We walked along the sand towards the rocks and Kenan found a hidden path to a secret beach — so cool! And we were able to catch the sun breaking through the fog just in time for a pretty sunset.
After a quick shuttle boat ride across Jenny Lake, we started our hike up to Inspiration Point. The trail goes through Cascade Canyon, and we got to cross the mini-rapids of the creek several times. Going up through the forest, we had glimpses of the Teton mountains high above us, and the lake down below.
At some points the trail was wide and gently sloped, but other parts were very rocky and steep.

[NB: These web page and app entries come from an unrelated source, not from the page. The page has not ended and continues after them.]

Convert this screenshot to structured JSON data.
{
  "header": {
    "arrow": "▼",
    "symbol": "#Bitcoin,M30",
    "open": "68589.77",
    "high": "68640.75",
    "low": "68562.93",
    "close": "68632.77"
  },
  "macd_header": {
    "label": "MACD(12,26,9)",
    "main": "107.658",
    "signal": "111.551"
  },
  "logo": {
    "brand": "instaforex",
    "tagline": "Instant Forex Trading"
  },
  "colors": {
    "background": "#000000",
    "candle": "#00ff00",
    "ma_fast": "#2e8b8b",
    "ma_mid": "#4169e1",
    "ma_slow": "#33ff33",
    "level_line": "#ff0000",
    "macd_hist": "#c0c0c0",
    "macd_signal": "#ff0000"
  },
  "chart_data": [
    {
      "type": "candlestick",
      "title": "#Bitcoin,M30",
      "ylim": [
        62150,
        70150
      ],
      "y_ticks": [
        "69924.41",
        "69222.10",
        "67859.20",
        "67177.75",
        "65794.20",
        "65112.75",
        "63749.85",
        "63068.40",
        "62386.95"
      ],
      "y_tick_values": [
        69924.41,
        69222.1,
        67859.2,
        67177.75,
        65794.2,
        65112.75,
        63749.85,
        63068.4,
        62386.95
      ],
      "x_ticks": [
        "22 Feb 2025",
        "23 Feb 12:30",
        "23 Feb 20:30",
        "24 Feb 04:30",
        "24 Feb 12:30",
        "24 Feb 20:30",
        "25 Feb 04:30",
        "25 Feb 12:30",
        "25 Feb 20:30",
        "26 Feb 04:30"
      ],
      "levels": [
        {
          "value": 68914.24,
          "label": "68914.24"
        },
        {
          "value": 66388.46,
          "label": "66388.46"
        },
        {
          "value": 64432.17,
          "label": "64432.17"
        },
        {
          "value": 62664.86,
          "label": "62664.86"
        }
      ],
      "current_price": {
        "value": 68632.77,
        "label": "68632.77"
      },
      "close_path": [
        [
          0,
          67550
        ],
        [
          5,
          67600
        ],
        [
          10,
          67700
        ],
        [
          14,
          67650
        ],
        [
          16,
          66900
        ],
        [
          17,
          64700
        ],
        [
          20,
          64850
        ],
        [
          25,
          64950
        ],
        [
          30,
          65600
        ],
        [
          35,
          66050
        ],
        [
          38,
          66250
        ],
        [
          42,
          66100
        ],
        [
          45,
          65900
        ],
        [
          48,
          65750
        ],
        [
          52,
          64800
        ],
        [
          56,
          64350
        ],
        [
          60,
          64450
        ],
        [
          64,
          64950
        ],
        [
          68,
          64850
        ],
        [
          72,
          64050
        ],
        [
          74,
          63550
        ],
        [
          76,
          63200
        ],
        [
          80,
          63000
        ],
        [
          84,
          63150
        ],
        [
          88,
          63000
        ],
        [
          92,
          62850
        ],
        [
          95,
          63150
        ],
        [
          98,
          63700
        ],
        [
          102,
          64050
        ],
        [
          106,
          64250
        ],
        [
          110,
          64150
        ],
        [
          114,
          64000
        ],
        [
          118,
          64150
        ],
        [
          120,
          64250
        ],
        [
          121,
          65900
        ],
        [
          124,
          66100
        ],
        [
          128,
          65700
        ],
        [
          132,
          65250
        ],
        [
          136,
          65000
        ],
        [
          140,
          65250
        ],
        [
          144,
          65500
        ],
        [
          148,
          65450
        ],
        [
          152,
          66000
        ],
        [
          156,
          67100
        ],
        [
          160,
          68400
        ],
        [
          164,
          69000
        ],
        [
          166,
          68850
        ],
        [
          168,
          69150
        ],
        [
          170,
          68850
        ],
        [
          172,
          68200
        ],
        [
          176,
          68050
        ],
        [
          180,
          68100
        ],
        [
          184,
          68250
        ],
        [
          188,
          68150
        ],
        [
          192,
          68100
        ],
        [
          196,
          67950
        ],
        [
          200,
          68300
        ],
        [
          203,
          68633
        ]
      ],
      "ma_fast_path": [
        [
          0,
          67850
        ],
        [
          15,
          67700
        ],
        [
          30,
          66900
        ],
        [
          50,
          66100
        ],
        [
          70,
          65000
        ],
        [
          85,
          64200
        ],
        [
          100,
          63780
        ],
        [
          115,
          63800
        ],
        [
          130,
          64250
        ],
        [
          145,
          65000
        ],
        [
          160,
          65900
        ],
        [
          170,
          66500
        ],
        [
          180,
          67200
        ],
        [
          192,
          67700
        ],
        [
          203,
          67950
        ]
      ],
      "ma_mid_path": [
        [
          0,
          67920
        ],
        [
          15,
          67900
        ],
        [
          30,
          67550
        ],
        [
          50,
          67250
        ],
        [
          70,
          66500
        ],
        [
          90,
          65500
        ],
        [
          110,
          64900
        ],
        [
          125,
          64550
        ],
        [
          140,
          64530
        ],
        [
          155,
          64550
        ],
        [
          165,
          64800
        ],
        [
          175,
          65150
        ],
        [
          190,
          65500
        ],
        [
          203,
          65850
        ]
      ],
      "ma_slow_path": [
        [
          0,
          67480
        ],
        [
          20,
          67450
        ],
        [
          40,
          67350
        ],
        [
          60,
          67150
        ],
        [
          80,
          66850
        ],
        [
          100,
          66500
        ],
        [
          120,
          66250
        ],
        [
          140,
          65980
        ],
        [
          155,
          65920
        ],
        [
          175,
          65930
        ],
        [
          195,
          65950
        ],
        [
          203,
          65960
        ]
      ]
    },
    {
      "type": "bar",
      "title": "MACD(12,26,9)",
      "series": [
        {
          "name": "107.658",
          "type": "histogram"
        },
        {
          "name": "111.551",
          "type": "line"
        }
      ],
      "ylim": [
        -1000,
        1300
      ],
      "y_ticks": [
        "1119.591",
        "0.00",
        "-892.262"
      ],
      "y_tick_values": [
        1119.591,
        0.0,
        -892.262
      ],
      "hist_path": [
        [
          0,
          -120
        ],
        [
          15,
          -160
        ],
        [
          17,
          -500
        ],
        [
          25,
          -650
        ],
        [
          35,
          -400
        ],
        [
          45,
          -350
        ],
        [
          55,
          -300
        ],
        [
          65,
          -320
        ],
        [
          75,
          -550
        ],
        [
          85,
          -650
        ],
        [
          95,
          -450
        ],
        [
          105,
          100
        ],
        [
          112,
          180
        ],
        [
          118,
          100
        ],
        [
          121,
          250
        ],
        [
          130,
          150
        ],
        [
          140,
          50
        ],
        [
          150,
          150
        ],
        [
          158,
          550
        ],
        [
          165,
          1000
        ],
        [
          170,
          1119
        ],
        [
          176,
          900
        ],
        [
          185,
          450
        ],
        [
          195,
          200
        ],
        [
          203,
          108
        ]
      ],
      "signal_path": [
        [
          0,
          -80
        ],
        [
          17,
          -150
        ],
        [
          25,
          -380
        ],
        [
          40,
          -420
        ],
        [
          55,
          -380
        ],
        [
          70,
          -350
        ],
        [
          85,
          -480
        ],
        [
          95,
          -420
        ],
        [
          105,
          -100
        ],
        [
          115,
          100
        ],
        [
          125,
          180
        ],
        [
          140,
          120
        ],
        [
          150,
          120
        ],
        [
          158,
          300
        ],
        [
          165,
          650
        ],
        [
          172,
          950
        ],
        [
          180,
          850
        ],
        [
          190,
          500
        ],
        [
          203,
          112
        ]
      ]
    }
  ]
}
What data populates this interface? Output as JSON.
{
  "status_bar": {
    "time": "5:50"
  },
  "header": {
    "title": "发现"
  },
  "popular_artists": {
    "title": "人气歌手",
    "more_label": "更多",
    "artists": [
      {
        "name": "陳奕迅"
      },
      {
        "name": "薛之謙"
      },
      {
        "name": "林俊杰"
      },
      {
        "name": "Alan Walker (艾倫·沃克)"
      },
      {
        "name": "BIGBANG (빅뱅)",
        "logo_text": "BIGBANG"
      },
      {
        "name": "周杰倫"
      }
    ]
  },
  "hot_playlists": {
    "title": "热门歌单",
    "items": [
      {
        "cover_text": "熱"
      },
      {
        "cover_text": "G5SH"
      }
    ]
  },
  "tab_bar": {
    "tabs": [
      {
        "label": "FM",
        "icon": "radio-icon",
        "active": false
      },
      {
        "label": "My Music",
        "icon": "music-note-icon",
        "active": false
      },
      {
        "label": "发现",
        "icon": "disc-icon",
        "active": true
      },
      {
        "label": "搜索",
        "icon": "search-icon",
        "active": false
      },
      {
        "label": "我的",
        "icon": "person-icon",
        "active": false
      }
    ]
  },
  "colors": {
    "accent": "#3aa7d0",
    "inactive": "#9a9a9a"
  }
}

Another hiker on the trail had jingle bells attached to her pack, our B&B caretaker had given us bear spray when we headed out that morning, and the hand stamps from the shuttle boat said “be bear aware.” I was pretty relaxed about the situation, except for a few outbursts of clapping and yelling “Hey bear!” (Ok, so it was more like a handful of outbursts.) (Ok, ok, more like regular intervals up and down the trail.) But, hey, being paranoid works! No bear sightings!
We reached the dock just in time to catch the last shuttle boat, and enjoyed a nice sunset ride across the lake.
Our 10-mile float trip down the Snake River was just beautiful. This part of the river is inside Grand Teton National Park, so we got to learn about the surrounding forests as well as the ecology of the river. We saw a deer with its fawn, and a couple of bald eagles.
Geysers, hot springs, mudpots. Osprey, coyote, moose. Upper Geyser Basin, Lower Geyser Basin, Midway Geyser Basin, Black Sand Basin. The Continental Divide! And that’s all in one day! The landscapes are so pretty and strange, and often make you feel like you’re visiting another planet.